Leaving out only the pictures, write out all the entries exactly.

*-*-*

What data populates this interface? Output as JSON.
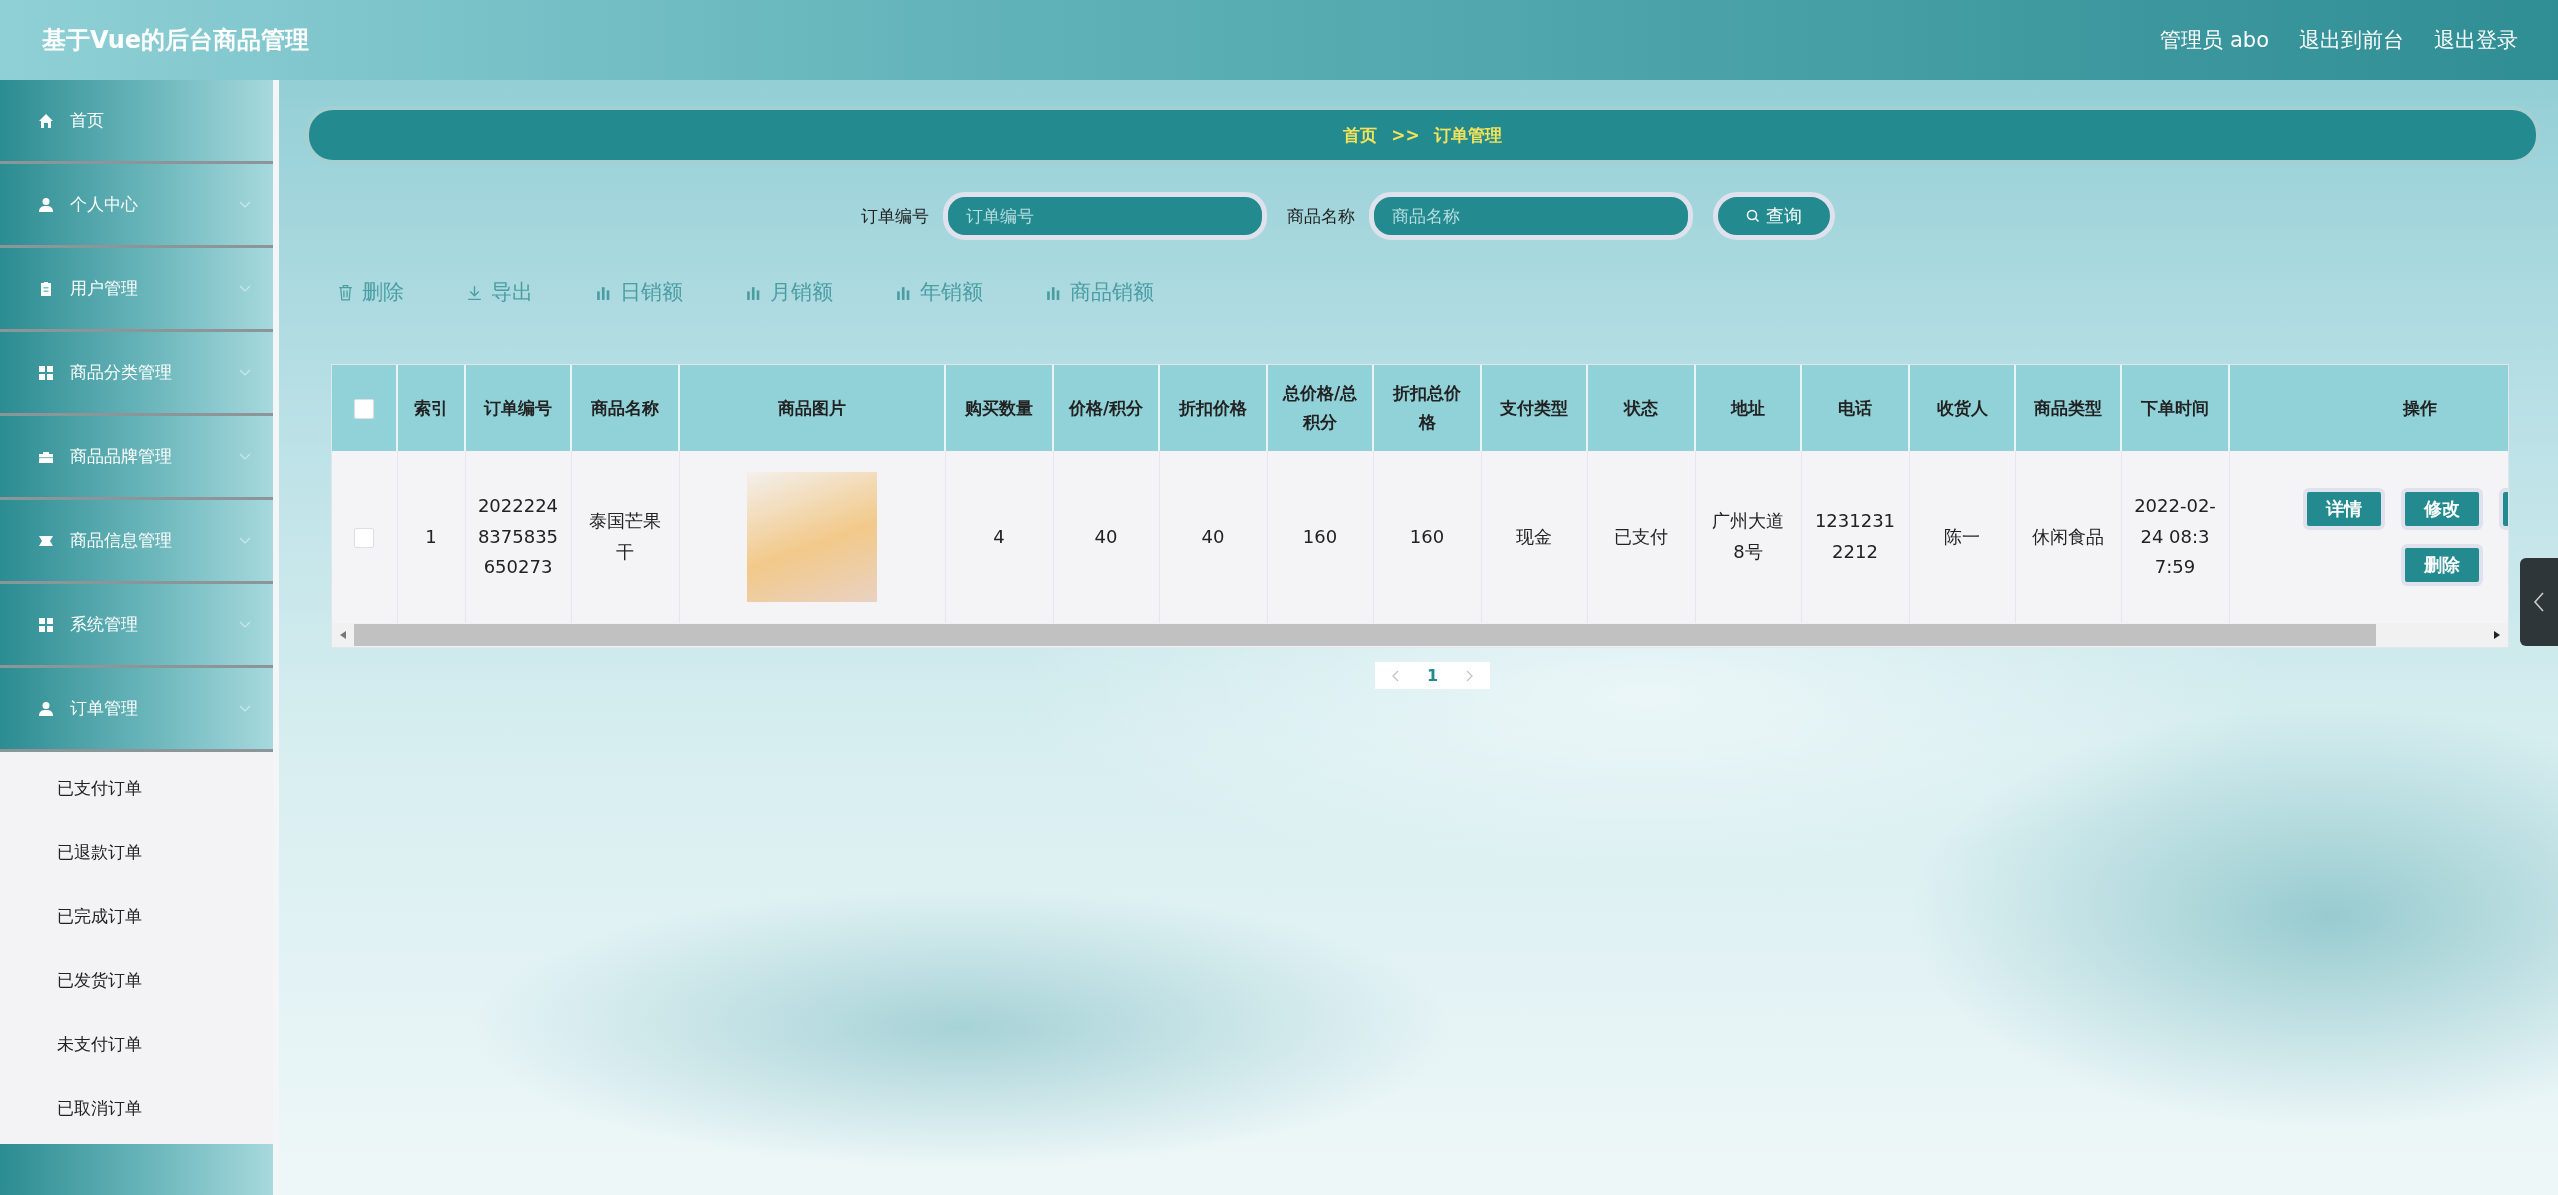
{
  "header": {
    "title": "基于Vue的后台商品管理",
    "user": "管理员 abo",
    "links": [
      "退出到前台",
      "退出登录"
    ]
  },
  "sidebar": {
    "items": [
      {
        "label": "首页",
        "kind": "link"
      },
      {
        "label": "个人中心",
        "kind": "menu"
      },
      {
        "label": "用户管理",
        "kind": "menu"
      },
      {
        "label": "商品分类管理",
        "kind": "menu"
      },
      {
        "label": "商品品牌管理",
        "kind": "menu"
      },
      {
        "label": "商品信息管理",
        "kind": "menu"
      },
      {
        "label": "系统管理",
        "kind": "menu"
      },
      {
        "label": "订单管理",
        "kind": "menu",
        "children": [
          "已支付订单",
          "已退款订单",
          "已完成订单",
          "已发货订单",
          "未支付订单",
          "已取消订单"
        ]
      }
    ]
  },
  "breadcrumb": [
    "首页",
    ">>",
    "订单管理"
  ],
  "search": {
    "fields": [
      {
        "label": "订单编号",
        "placeholder": "订单编号"
      },
      {
        "label": "商品名称",
        "placeholder": "商品名称"
      }
    ],
    "button": "查询"
  },
  "toolbar": [
    "删除",
    "导出",
    "日销额",
    "月销额",
    "年销额",
    "商品销额"
  ],
  "table": {
    "select_all": {
      "checked": false
    },
    "columns": [
      "索引",
      "订单编号",
      "商品名称",
      "商品图片",
      "购买数量",
      "价格/积分",
      "折扣价格",
      "总价格/总积分",
      "折扣总价格",
      "支付类型",
      "状态",
      "地址",
      "电话",
      "收货人",
      "商品类型",
      "下单时间",
      "操作"
    ],
    "rows": [
      {
        "checked": false,
        "cells": [
          "1",
          "20222248375835650273",
          "泰国芒果干",
          "",
          "4",
          "40",
          "40",
          "160",
          "160",
          "现金",
          "已支付",
          "广州大道8号",
          "12312312212",
          "陈一",
          "休闲食品",
          "2022-02-24 08:37:59"
        ],
        "actions": [
          "详情",
          "修改",
          "删除"
        ]
      }
    ]
  },
  "pagination": {
    "pages": [
      {
        "label": "1",
        "selected": true
      }
    ]
  }
}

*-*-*

-- Written reply --
What data populates this interface? Output as JSON.
{
  "header": {
    "title": "基于Vue的后台商品管理",
    "user": "管理员 abo",
    "links": [
      "退出到前台",
      "退出登录"
    ]
  },
  "sidebar": {
    "items": [
      {
        "label": "首页",
        "kind": "link"
      },
      {
        "label": "个人中心",
        "kind": "menu"
      },
      {
        "label": "用户管理",
        "kind": "menu"
      },
      {
        "label": "商品分类管理",
        "kind": "menu"
      },
      {
        "label": "商品品牌管理",
        "kind": "menu"
      },
      {
        "label": "商品信息管理",
        "kind": "menu"
      },
      {
        "label": "系统管理",
        "kind": "menu"
      },
      {
        "label": "订单管理",
        "kind": "menu",
        "children": [
          "已支付订单",
          "已退款订单",
          "已完成订单",
          "已发货订单",
          "未支付订单",
          "已取消订单"
        ]
      }
    ]
  },
  "breadcrumb": [
    "首页",
    ">>",
    "订单管理"
  ],
  "search": {
    "fields": [
      {
        "label": "订单编号",
        "placeholder": "订单编号"
      },
      {
        "label": "商品名称",
        "placeholder": "商品名称"
      }
    ],
    "button": "查询"
  },
  "toolbar": [
    "删除",
    "导出",
    "日销额",
    "月销额",
    "年销额",
    "商品销额"
  ],
  "table": {
    "select_all": {
      "checked": false
    },
    "columns": [
      "索引",
      "订单编号",
      "商品名称",
      "商品图片",
      "购买数量",
      "价格/积分",
      "折扣价格",
      "总价格/总积分",
      "折扣总价格",
      "支付类型",
      "状态",
      "地址",
      "电话",
      "收货人",
      "商品类型",
      "下单时间",
      "操作"
    ],
    "rows": [
      {
        "checked": false,
        "cells": [
          "1",
          "20222248375835650273",
          "泰国芒果干",
          "",
          "4",
          "40",
          "40",
          "160",
          "160",
          "现金",
          "已支付",
          "广州大道8号",
          "12312312212",
          "陈一",
          "休闲食品",
          "2022-02-24 08:37:59"
        ],
        "actions": [
          "详情",
          "修改",
          "删除"
        ]
      }
    ]
  },
  "pagination": {
    "pages": [
      {
        "label": "1",
        "selected": true
      }
    ]
  }
}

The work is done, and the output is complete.